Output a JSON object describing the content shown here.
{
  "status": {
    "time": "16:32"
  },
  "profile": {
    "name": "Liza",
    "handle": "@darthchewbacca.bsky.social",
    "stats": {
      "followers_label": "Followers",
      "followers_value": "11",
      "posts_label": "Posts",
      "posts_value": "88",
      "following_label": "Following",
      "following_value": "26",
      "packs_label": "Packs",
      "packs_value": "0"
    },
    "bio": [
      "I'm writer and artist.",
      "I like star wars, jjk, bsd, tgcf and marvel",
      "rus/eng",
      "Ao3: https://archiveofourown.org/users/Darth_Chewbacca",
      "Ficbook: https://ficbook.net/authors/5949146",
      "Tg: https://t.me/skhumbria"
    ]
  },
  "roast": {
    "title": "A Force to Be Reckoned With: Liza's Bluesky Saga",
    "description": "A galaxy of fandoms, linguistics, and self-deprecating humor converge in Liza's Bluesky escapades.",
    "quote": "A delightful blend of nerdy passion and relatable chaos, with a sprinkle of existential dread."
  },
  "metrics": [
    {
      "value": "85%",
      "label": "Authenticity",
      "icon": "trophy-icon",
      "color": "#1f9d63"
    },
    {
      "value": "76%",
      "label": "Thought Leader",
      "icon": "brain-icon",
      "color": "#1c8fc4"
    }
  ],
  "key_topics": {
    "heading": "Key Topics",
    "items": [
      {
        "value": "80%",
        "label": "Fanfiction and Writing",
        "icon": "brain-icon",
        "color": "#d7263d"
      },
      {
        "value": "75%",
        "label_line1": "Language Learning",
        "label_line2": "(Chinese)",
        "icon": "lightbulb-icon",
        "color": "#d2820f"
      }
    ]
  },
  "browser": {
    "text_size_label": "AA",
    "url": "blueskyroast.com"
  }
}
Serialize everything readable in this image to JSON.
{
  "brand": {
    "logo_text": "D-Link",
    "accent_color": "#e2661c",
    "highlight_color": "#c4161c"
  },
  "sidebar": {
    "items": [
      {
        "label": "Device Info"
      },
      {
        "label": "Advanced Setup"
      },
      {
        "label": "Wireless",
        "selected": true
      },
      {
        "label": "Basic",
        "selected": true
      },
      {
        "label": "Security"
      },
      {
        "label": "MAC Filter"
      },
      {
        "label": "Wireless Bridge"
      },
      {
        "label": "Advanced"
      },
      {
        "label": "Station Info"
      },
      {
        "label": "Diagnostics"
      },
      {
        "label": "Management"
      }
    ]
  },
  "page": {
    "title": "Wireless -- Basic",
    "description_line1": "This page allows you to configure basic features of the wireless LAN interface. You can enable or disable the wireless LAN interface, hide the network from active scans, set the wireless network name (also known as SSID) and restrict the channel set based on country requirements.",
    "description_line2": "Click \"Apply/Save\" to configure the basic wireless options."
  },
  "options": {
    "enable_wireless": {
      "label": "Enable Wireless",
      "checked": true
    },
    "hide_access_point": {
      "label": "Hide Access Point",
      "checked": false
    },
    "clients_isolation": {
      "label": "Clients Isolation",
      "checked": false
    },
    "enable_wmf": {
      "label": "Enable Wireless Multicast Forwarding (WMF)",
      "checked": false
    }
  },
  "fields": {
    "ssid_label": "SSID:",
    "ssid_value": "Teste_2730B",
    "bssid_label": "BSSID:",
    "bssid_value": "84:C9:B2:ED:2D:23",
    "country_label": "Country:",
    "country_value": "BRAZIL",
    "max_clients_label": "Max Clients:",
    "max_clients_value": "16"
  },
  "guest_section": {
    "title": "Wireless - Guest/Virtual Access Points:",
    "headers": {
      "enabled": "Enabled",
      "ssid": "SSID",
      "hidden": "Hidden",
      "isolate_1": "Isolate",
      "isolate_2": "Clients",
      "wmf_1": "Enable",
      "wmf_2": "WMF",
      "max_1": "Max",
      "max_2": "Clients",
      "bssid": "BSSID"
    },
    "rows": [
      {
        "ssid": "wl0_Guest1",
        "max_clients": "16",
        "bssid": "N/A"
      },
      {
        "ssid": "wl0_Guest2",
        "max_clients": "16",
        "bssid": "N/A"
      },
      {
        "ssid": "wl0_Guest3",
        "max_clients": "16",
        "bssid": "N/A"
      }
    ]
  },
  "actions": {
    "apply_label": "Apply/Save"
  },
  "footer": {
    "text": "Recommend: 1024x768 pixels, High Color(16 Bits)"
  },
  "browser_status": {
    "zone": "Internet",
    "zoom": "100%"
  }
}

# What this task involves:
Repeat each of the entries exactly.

# Response box:
Output a JSON object describing the content shown here.
{
  "status": {
    "time": "16:32"
  },
  "profile": {
    "name": "Liza",
    "handle": "@darthchewbacca.bsky.social",
    "stats": {
      "followers_label": "Followers",
      "followers_value": "11",
      "posts_label": "Posts",
      "posts_value": "88",
      "following_label": "Following",
      "following_value": "26",
      "packs_label": "Packs",
      "packs_value": "0"
    },
    "bio": [
      "I'm writer and artist.",
      "I like star wars, jjk, bsd, tgcf and marvel",
      "rus/eng",
      "Ao3: https://archiveofourown.org/users/Darth_Chewbacca",
      "Ficbook: https://ficbook.net/authors/5949146",
      "Tg: https://t.me/skhumbria"
    ]
  },
  "roast": {
    "title": "A Force to Be Reckoned With: Liza's Bluesky Saga",
    "description": "A galaxy of fandoms, linguistics, and self-deprecating humor converge in Liza's Bluesky escapades.",
    "quote": "A delightful blend of nerdy passion and relatable chaos, with a sprinkle of existential dread."
  },
  "metrics": [
    {
      "value": "85%",
      "label": "Authenticity",
      "icon": "trophy-icon",
      "color": "#1f9d63"
    },
    {
      "value": "76%",
      "label": "Thought Leader",
      "icon": "brain-icon",
      "color": "#1c8fc4"
    }
  ],
  "key_topics": {
    "heading": "Key Topics",
    "items": [
      {
        "value": "80%",
        "label": "Fanfiction and Writing",
        "icon": "brain-icon",
        "color": "#d7263d"
      },
      {
        "value": "75%",
        "label_line1": "Language Learning",
        "label_line2": "(Chinese)",
        "icon": "lightbulb-icon",
        "color": "#d2820f"
      }
    ]
  },
  "browser": {
    "text_size_label": "AA",
    "url": "blueskyroast.com"
  }
}
Serialize everything readable in this image to JSON.
{
  "brand": {
    "logo_text": "D-Link",
    "accent_color": "#e2661c",
    "highlight_color": "#c4161c"
  },
  "sidebar": {
    "items": [
      {
        "label": "Device Info"
      },
      {
        "label": "Advanced Setup"
      },
      {
        "label": "Wireless",
        "selected": true
      },
      {
        "label": "Basic",
        "selected": true
      },
      {
        "label": "Security"
      },
      {
        "label": "MAC Filter"
      },
      {
        "label": "Wireless Bridge"
      },
      {
        "label": "Advanced"
      },
      {
        "label": "Station Info"
      },
      {
        "label": "Diagnostics"
      },
      {
        "label": "Management"
      }
    ]
  },
  "page": {
    "title": "Wireless -- Basic",
    "description_line1": "This page allows you to configure basic features of the wireless LAN interface. You can enable or disable the wireless LAN interface, hide the network from active scans, set the wireless network name (also known as SSID) and restrict the channel set based on country requirements.",
    "description_line2": "Click \"Apply/Save\" to configure the basic wireless options."
  },
  "options": {
    "enable_wireless": {
      "label": "Enable Wireless",
      "checked": true
    },
    "hide_access_point": {
      "label": "Hide Access Point",
      "checked": false
    },
    "clients_isolation": {
      "label": "Clients Isolation",
      "checked": false
    },
    "enable_wmf": {
      "label": "Enable Wireless Multicast Forwarding (WMF)",
      "checked": false
    }
  },
  "fields": {
    "ssid_label": "SSID:",
    "ssid_value": "Teste_2730B",
    "bssid_label": "BSSID:",
    "bssid_value": "84:C9:B2:ED:2D:23",
    "country_label": "Country:",
    "country_value": "BRAZIL",
    "max_clients_label": "Max Clients:",
    "max_clients_value": "16"
  },
  "guest_section": {
    "title": "Wireless - Guest/Virtual Access Points:",
    "headers": {
      "enabled": "Enabled",
      "ssid": "SSID",
      "hidden": "Hidden",
      "isolate_1": "Isolate",
      "isolate_2": "Clients",
      "wmf_1": "Enable",
      "wmf_2": "WMF",
      "max_1": "Max",
      "max_2": "Clients",
      "bssid": "BSSID"
    },
    "rows": [
      {
        "ssid": "wl0_Guest1",
        "max_clients": "16",
        "bssid": "N/A"
      },
      {
        "ssid": "wl0_Guest2",
        "max_clients": "16",
        "bssid": "N/A"
      },
      {
        "ssid": "wl0_Guest3",
        "max_clients": "16",
        "bssid": "N/A"
      }
    ]
  },
  "actions": {
    "apply_label": "Apply/Save"
  },
  "footer": {
    "text": "Recommend: 1024x768 pixels, High Color(16 Bits)"
  },
  "browser_status": {
    "zone": "Internet",
    "zoom": "100%"
  }
}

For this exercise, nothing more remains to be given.